When was the first time you, as an adult, discovered a love for children’s literature?
I used to work for a review magazine many years ago. The magazine reviewed books for adults and children and I found myself pretty interested in the reviews of children’s books. I think that sparked off an interest in children’s literature. Subsequently, three of us friends got together and started off a children’s magazine called Chatterbox and life became children’s literature. Now, fifteen years later, I still love it and cannot live without it.
You edit, write, plan events with Bookalore, run a travelling bookshop and also conduct workshops for children. How did this evolution of Vidya Mani happen? Which do you enjoy doing most and why?
Oh gosh, people usually ask these evolution type questions when something is on the verge of or has become extinct! That said, most of the things I do are all linked to children’s books, be it writing them, editing them, doing events around them, selling them and managing a site that reviews them. As you can see, that’s a complete circle, isn’t it?
I absolutely enjoy working with new ideas, so writing and editing would top my list, but I think I really like juggling many hats, so I’m happy being a writer-editor-bookclubber-bookshopper and everything else in between!
Do you remember the first person who read a book to you? Would you like to tell us a little about that experience?
Mum’s the word! I can’t remember that experience specifically because I must have been a baby, but I know my mum filled every room in our house with books. My parents read to me, told me stories, took me to libraries and bookshops, so books were never out of reach. That’s all it usually takes to become a reader for life.
Tell us about a book that you enjoyed as a child and that you revisit even today.
The Just William books by Richmal Crompton were and are absolute favourites. I read them voraciously as a child and find myself reading them as pleasurably again with my nephews now. I grew up in Calcutta, so had I heard the entertaining story of Goopy Gyne Bagha Byne and also seen the movie. That’s a children’s book I enjoyed reading very much recently.
What are three effective ways in which schools can promote reading for joy?
– By allowing children to read for fun
– By introducing children to every kind of book that can be read for fun
– By just letting children be around books for fun
Which 5 books -according to you – should every school library own?
Annual Haircut Day by Noni (Pratham)
Tiger on a Tree by Anushka Ravishankar (Tara)
The Why-Why Girl by Mahashweta Devi (Tulika)
Tigers for Dinner by Ruskin Bond (Red Turtle)
Survival Tips for Lunatics by Shandana Minhas (Hachette)
If you could become any book character for a day, who would you choose to be?
Moyna from The Why-Why Girl – but don’t ask me why!

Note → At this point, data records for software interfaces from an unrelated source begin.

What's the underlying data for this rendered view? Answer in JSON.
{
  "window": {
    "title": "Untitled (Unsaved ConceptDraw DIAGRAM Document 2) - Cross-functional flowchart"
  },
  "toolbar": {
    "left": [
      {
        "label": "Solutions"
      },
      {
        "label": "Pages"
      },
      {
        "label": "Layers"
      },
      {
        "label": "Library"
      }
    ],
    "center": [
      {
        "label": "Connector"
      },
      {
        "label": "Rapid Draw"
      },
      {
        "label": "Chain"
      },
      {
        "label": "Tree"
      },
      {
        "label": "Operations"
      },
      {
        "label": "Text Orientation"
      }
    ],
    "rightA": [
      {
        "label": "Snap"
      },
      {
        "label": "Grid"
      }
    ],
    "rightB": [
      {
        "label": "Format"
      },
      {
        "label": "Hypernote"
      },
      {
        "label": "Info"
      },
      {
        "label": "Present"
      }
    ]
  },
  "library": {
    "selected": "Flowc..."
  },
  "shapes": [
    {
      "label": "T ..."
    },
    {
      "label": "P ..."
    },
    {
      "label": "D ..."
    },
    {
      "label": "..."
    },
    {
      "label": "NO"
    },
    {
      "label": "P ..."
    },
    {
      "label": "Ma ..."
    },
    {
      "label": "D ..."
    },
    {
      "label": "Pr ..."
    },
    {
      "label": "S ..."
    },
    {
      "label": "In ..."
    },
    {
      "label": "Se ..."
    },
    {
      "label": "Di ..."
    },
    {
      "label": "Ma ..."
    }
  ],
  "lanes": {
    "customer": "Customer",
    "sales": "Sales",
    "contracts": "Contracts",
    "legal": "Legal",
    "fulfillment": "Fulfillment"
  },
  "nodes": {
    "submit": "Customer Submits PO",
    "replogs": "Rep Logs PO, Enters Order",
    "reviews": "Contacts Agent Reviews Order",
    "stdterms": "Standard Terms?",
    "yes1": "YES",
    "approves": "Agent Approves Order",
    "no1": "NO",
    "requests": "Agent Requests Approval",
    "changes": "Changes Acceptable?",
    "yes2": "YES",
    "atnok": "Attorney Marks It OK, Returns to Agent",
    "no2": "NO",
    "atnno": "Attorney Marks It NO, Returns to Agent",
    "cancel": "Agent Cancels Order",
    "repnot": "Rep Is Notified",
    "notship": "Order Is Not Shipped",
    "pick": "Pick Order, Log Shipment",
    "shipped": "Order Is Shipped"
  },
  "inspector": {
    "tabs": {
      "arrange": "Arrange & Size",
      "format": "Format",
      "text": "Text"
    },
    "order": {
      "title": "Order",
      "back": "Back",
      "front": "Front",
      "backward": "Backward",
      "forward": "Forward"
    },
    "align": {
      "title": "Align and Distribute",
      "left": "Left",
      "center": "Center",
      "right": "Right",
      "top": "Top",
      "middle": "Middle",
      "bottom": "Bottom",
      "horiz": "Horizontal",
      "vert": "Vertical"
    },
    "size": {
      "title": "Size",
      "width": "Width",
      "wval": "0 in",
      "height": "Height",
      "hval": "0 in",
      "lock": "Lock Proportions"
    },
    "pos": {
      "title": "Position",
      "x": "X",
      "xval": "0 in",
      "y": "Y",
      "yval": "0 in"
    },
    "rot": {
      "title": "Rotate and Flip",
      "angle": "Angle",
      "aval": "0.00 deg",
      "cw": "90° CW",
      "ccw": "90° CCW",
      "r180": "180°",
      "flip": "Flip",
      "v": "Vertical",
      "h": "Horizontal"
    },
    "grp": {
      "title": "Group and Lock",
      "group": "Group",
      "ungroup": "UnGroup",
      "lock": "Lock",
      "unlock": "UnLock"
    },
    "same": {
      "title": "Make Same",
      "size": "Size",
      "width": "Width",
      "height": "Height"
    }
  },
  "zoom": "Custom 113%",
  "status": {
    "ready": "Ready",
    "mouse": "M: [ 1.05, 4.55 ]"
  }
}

Vidya Mani is a children’s writer and editor, who wears many hats. She runs a content and design studio called Melting Pot that creates children’s books and magazines for publishers and NGOs. She is one of the founder-members of Bookalore, a Bangalore-based children’s book club. She along with a friend runs a travelling bookshop called Funky Rainbow that stocks and sells a curated collection of Indian children’s books at events. She is also the managing editor of the children’s book review site, Goodbooks.